__Extracted entries__.
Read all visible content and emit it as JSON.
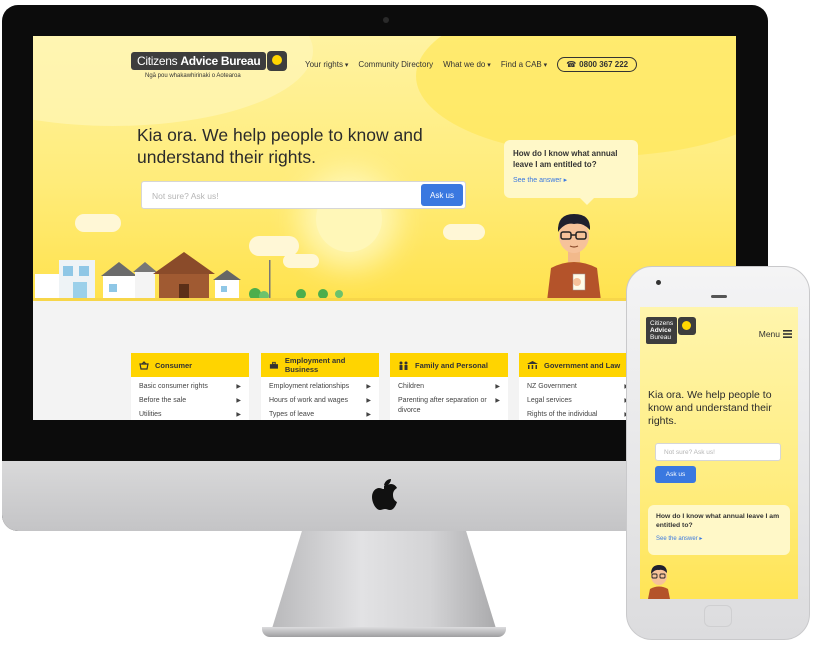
{
  "desktop": {
    "logo": {
      "name_part1": "Citizens ",
      "name_part2": "Advice Bureau",
      "tagline": "Ngā pou whakawhirinaki o Aotearoa"
    },
    "nav": [
      {
        "label": "Your rights",
        "dropdown": true
      },
      {
        "label": "Community Directory",
        "dropdown": false
      },
      {
        "label": "What we do",
        "dropdown": true
      },
      {
        "label": "Find a CAB",
        "dropdown": true
      }
    ],
    "phone_number": "0800 367 222",
    "headline": "Kia ora. We help people to know and understand their rights.",
    "search": {
      "placeholder": "Not sure? Ask us!",
      "button": "Ask us"
    },
    "faq": {
      "question": "How do I know what annual leave I am entitled to?",
      "link": "See the answer"
    },
    "categories": [
      {
        "title": "Consumer",
        "icon": "basket-icon",
        "items": [
          "Basic consumer rights",
          "Before the sale",
          "Utilities"
        ]
      },
      {
        "title": "Employment and Business",
        "icon": "briefcase-icon",
        "items": [
          "Employment relationships",
          "Hours of work and wages",
          "Types of leave"
        ]
      },
      {
        "title": "Family and Personal",
        "icon": "family-icon",
        "items": [
          "Children",
          "Parenting after separation or divorce"
        ]
      },
      {
        "title": "Government and Law",
        "icon": "government-icon",
        "items": [
          "NZ Government",
          "Legal services",
          "Rights of the individual"
        ]
      }
    ]
  },
  "mobile": {
    "logo_lines": [
      "Citizens",
      "Advice",
      "Bureau"
    ],
    "menu": "Menu",
    "headline": "Kia ora. We help people to know and understand their rights.",
    "search_placeholder": "Not sure? Ask us!",
    "ask_button": "Ask us",
    "faq": {
      "question": "How do I know what annual leave I am entitled to?",
      "link": "See the answer"
    }
  },
  "colors": {
    "brand_yellow": "#ffd400",
    "accent_blue": "#3a78e0",
    "logo_dark": "#3d3d3d"
  }
}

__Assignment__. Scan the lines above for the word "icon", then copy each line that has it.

__Task result__.
        "icon": "basket-icon",
        "icon": "briefcase-icon",
        "icon": "family-icon",
        "icon": "government-icon",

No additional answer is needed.